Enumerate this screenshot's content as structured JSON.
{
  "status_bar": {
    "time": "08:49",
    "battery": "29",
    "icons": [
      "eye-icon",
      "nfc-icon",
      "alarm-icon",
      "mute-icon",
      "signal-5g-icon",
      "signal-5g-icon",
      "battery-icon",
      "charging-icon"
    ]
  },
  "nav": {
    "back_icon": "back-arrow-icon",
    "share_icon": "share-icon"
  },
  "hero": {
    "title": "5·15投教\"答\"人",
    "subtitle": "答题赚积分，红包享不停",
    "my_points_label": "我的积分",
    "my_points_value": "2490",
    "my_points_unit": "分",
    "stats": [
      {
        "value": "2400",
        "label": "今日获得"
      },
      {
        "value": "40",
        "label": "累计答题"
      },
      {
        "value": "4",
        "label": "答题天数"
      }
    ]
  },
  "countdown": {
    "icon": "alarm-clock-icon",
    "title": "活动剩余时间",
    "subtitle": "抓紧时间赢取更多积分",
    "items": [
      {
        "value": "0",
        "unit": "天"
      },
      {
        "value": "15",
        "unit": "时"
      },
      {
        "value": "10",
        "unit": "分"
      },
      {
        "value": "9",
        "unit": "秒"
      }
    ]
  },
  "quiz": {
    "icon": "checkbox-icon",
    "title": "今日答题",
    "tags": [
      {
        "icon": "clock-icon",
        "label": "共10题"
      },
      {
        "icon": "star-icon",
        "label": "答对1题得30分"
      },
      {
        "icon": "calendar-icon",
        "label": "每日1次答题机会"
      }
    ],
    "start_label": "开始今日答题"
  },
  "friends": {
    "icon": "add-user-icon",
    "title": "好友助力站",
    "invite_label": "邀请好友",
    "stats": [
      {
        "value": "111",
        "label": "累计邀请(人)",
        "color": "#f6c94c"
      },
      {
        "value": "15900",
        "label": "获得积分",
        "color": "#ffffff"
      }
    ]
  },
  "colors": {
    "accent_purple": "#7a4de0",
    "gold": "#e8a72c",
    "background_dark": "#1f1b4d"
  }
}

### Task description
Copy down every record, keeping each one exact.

### Answer to this exercise
Enumerate this screenshot's content as structured JSON.
{
  "status_bar": {
    "time": "08:49",
    "battery": "29",
    "icons": [
      "eye-icon",
      "nfc-icon",
      "alarm-icon",
      "mute-icon",
      "signal-5g-icon",
      "signal-5g-icon",
      "battery-icon",
      "charging-icon"
    ]
  },
  "nav": {
    "back_icon": "back-arrow-icon",
    "share_icon": "share-icon"
  },
  "hero": {
    "title": "5·15投教\"答\"人",
    "subtitle": "答题赚积分，红包享不停",
    "my_points_label": "我的积分",
    "my_points_value": "2490",
    "my_points_unit": "分",
    "stats": [
      {
        "value": "2400",
        "label": "今日获得"
      },
      {
        "value": "40",
        "label": "累计答题"
      },
      {
        "value": "4",
        "label": "答题天数"
      }
    ]
  },
  "countdown": {
    "icon": "alarm-clock-icon",
    "title": "活动剩余时间",
    "subtitle": "抓紧时间赢取更多积分",
    "items": [
      {
        "value": "0",
        "unit": "天"
      },
      {
        "value": "15",
        "unit": "时"
      },
      {
        "value": "10",
        "unit": "分"
      },
      {
        "value": "9",
        "unit": "秒"
      }
    ]
  },
  "quiz": {
    "icon": "checkbox-icon",
    "title": "今日答题",
    "tags": [
      {
        "icon": "clock-icon",
        "label": "共10题"
      },
      {
        "icon": "star-icon",
        "label": "答对1题得30分"
      },
      {
        "icon": "calendar-icon",
        "label": "每日1次答题机会"
      }
    ],
    "start_label": "开始今日答题"
  },
  "friends": {
    "icon": "add-user-icon",
    "title": "好友助力站",
    "invite_label": "邀请好友",
    "stats": [
      {
        "value": "111",
        "label": "累计邀请(人)",
        "color": "#f6c94c"
      },
      {
        "value": "15900",
        "label": "获得积分",
        "color": "#ffffff"
      }
    ]
  },
  "colors": {
    "accent_purple": "#7a4de0",
    "gold": "#e8a72c",
    "background_dark": "#1f1b4d"
  }
}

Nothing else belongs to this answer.